▶ **Your instructions**
In the entries below, count every line containing "name". Reply with the number alone.

▶ **Supplied data**
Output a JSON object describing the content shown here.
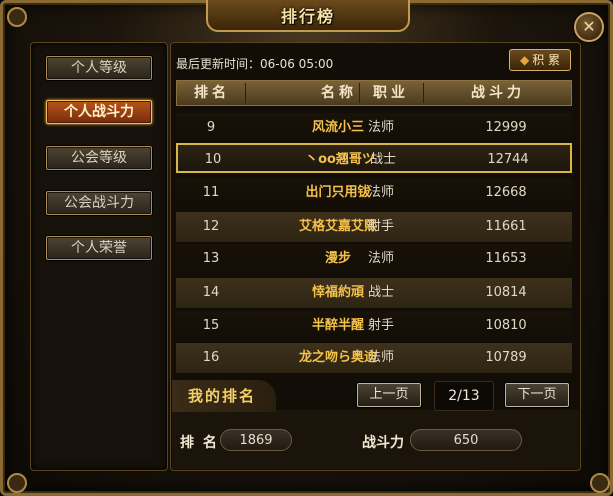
{
  "window": {
    "title": "排行榜",
    "close_label": "✕"
  },
  "sidebar": {
    "tabs": [
      {
        "label": "个人等级",
        "active": false
      },
      {
        "label": "个人战斗力",
        "active": true
      },
      {
        "label": "公会等级",
        "active": false
      },
      {
        "label": "公会战斗力",
        "active": false
      },
      {
        "label": "个人荣誉",
        "active": false
      }
    ]
  },
  "main": {
    "update_text": "最后更新时间：06-06 05:00",
    "rank_button_label": "积 累",
    "headers": [
      "排名",
      "名称",
      "职业",
      "战斗力"
    ],
    "rows": [
      {
        "rank": "9",
        "name": "风流小三",
        "job": "法师",
        "power": "12999"
      },
      {
        "rank": "10",
        "name": "丶oo翘哥ツ",
        "job": "战士",
        "power": "12744"
      },
      {
        "rank": "11",
        "name": "出门只用钹",
        "job": "法师",
        "power": "12668"
      },
      {
        "rank": "12",
        "name": "艾格艾嘉艾熙",
        "job": "射手",
        "power": "11661"
      },
      {
        "rank": "13",
        "name": "漫步",
        "job": "法师",
        "power": "11653"
      },
      {
        "rank": "14",
        "name": "悻福約頑",
        "job": "战士",
        "power": "10814"
      },
      {
        "rank": "15",
        "name": "半醉半醒",
        "job": "射手",
        "power": "10810"
      },
      {
        "rank": "16",
        "name": "龙之吻ら奥迪",
        "job": "法师",
        "power": "10789"
      }
    ],
    "selected_row": 1
  },
  "my_rank": {
    "title": "我的排名",
    "rank_label": "排 名",
    "rank_value": "1869",
    "power_label": "战斗力",
    "power_value": "650"
  },
  "pagination": {
    "prev_label": "上一页",
    "next_label": "下一页",
    "page_info": "2/13"
  }
}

▶ **The answer**
8